With no monarch, most modern republics use the title president for the head of state. Originally used to refer to the presiding officer of a committee or governing body in Great Britain the usage was also applied to political leaders, including the leaders of some of the Thirteen Colonies (originally Virginia in 1608); in full, the "President of the Council." The first republic to adopt the title was the United States of America. Keeping its usage as the head of a committee the President of the Continental Congress was the leader of the original congress. When the new constitution was written the title of President of the United States was conferred on the head of the new executive branch.
If the head of state of a republic is also the head of government, this is called a presidential system. There are a number of forms of presidential government. A full-presidential system has a president with substantial authority and a central political role.
In other states the legislature is dominant and the presidential role is almost purely ceremonial and apolitical, such as in Germany and India. These states are parliamentary republics and operate similarly to constitutional monarchies with parliamentary systems where the power of the monarch is also greatly circumscribed. In parliamentary systems the head of government, most often titled prime minister, exercises the most real political power. Semi-presidential systems have a president as an active head of state, but also have a head of government with important powers.
The rules for appointing the president and the leader of the government, in some republics permit the appointment of a president and a prime minister who have opposing political convictions: in France, when the members of the ruling cabinet and the president come from opposing political factions, this situation is called cohabitation.
In some countries, like Switzerland, Bosnia and Herzegovina and San Marino, the head of state is not a single person but a committee (council) of several persons holding that office. The Roman Republic had two consuls, elected for a one year-term by the comitia centuriata, consisting of all adult, freeborn males who could prove citizenship.

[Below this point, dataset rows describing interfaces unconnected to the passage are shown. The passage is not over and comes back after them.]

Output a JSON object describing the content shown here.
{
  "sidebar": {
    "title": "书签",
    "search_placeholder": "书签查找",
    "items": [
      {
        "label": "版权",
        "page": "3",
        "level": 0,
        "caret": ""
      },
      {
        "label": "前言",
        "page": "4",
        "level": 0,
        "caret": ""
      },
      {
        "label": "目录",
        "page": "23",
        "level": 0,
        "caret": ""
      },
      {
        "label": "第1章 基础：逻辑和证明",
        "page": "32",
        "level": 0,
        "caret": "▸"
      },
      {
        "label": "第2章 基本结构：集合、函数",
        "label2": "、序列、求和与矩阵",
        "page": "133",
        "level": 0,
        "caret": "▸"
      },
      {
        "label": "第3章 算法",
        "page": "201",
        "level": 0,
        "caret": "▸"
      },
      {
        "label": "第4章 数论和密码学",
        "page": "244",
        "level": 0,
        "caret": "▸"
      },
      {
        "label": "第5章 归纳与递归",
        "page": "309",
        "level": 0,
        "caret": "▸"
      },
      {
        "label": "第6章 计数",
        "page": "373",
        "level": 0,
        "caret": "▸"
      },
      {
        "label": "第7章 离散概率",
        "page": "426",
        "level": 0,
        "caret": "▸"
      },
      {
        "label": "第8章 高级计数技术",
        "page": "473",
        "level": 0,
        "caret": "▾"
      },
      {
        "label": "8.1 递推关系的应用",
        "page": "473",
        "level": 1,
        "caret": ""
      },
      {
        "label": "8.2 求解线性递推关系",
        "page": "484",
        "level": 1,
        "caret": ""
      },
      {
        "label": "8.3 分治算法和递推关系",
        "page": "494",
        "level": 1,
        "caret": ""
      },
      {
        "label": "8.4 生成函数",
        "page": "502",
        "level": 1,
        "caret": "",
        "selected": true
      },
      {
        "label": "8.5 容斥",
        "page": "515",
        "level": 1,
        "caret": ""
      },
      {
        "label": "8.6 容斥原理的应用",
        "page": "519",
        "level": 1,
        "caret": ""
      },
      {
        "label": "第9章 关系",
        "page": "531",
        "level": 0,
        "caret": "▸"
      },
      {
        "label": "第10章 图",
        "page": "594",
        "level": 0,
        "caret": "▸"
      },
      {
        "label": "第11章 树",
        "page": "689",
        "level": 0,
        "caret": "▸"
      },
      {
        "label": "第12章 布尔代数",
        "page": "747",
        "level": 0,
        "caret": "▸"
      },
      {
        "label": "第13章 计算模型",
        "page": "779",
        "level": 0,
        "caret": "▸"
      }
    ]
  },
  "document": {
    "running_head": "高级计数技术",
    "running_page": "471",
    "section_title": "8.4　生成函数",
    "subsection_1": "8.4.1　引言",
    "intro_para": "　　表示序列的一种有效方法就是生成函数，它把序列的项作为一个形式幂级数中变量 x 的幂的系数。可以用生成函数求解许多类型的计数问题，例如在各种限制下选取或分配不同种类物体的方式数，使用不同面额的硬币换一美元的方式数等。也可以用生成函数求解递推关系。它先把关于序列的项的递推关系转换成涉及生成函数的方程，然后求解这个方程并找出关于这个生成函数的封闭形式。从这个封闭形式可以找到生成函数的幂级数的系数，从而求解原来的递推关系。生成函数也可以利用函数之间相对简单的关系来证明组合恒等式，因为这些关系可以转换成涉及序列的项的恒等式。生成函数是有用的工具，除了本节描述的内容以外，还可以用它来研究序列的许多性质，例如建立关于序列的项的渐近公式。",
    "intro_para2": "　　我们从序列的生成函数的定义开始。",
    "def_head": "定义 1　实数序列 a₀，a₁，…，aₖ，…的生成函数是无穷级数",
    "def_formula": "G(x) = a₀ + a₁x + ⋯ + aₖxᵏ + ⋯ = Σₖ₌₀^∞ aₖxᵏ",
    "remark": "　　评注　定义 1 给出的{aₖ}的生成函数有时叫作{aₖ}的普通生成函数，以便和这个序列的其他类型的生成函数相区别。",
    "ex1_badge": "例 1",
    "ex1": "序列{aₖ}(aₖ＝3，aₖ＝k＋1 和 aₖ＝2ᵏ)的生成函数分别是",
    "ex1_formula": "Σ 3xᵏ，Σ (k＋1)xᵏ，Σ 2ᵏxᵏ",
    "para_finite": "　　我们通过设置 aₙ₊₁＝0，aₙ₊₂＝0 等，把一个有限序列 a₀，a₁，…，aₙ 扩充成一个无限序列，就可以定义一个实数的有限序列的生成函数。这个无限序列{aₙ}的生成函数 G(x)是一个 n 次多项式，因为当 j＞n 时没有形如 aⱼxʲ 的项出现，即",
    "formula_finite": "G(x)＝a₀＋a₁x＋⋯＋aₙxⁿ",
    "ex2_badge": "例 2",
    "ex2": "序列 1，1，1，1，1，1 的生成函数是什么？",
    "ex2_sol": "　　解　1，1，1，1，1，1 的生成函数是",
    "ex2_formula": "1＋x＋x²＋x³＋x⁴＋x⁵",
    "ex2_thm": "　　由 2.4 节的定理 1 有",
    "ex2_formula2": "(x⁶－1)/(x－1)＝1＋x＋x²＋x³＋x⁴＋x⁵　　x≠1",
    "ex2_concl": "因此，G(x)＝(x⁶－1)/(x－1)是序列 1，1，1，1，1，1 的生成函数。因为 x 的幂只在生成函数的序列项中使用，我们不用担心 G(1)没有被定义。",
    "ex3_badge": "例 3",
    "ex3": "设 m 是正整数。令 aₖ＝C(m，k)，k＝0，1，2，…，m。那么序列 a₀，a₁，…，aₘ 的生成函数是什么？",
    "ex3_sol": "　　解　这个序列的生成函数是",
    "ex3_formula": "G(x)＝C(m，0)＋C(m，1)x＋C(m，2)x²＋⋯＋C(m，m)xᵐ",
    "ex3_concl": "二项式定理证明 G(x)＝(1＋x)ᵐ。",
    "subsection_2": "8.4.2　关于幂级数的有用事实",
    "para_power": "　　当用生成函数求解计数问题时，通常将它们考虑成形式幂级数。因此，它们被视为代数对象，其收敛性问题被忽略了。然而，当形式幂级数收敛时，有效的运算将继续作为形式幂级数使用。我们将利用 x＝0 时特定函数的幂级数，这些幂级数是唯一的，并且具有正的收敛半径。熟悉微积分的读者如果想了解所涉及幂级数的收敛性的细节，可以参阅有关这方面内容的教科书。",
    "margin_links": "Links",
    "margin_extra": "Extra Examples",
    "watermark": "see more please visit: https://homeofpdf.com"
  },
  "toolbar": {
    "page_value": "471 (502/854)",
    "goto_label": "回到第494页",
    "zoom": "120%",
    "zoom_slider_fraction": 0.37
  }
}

She released the first album of the Body Talk trilogy, Body Talk Pt. 1, on 14 June 2010 in the Nordic countries on EMI and on 15 June in the US on Interscope Records. The album was preceded by the single "Dancing on My Own" on 1 June 2010. It was Robyn's first number-one hit in Sweden and her fourth top-ten hit in the UK and the US, peaking at number eight on the UK Singles Chart and number three on Billboard's Hot Dance Club Songs chart. In July 2010 she sang a minimalist, electro cover version of Alicia Keys' "Try Sleeping with a Broken Heart" in a live performance on iheartradio. Robyn made the All Hearts Tour in JulyAugust 2010 with American singer Kelis to promote the Body Talk albums, and a four-date UK tour at the end of October.
On 6 September 2010, Body Talk Pt. 2 was released in the UK. It was preceded by the lead single, a dance version of "Hang with Me" from Body Talk Pt. 1, on 5 September. The album includes a duet with American rapper Snoop Dogg, "U Should Know Better". Robyn performed "Dancing on My Own" with deadmau5 at the 2010 MTV Video Music Awards on 12 September. In a BBC Newsbeat interview, Robyn explained her decision to release three albums in one year: "It was just something I felt like I needed to do. I just never thought about selling records or not, making this decision. I just did it for myself. It's a way of, for me, to stay inspired and to be able to do the things I like to do". She said that she would not do it again: "When you do 16 or 13 songs in one go, you kind of empty yourself, and it takes a while to fill back up and have new things to talk about, so I think it's good for everyone". Robyn announced the release of the single, "Indestructible", on 13 October 2010; an acoustic version appeared on Body Talk Pt. 2. The song was released on 17 November in Scandinavia and 22 November in the UK. Co-written by Klas hlund, it was described as a "pulsating full power version [that] takes every ounce of that emotion and wraps it up in another exceptional disco-pop record worthy of any dance-floor or passion-laden sing-a-long." Robyn planned to collaborate with Swedish producer Max Martin on the song, "Time Machine"; Martin produced Robyn's US hits "Do You Know (What It Takes)" and "Show Me Love", both of which peaked in the top 10 on the Billboard 100 in 1997. Combined, the Body Talk albums have sold 91,000 copies in the US
In 2010 Robyn guest-starred on "War at the Roses", an episode of Gossip Girl, in which she performed the acoustic version of "Hang With Me". "Dancing on My Own" was also featured at the end of the episode. In November, she said she would return to the studio in January 2011 with enough material to release a new album later that year. Robyn supported Coldplay on their 2012 tour as the opening act in Dallas, Houston, Tampa, Miami, Atlanta, Charlotte, Philadelphia and Washington, D.C. In mid-2013, Robyn appeared with Paul Rudd and Sean Combs in "Go Kindergarten" on the Lonely Island's The Wack Album. On 21 and 22 June 2013, Robyn posted two videos of the Snoop Dogg collaboration: "U Should Know Better" and "Behind The Scenes", and a game, Mixory. That year she received the Stockholm KTH Royal Institute of Technology Great Prize for "artistic contributions and embrace of technology", a prize of 1.2 million Swedish kronor (117,197), which she planned to donate to a cause of her choice.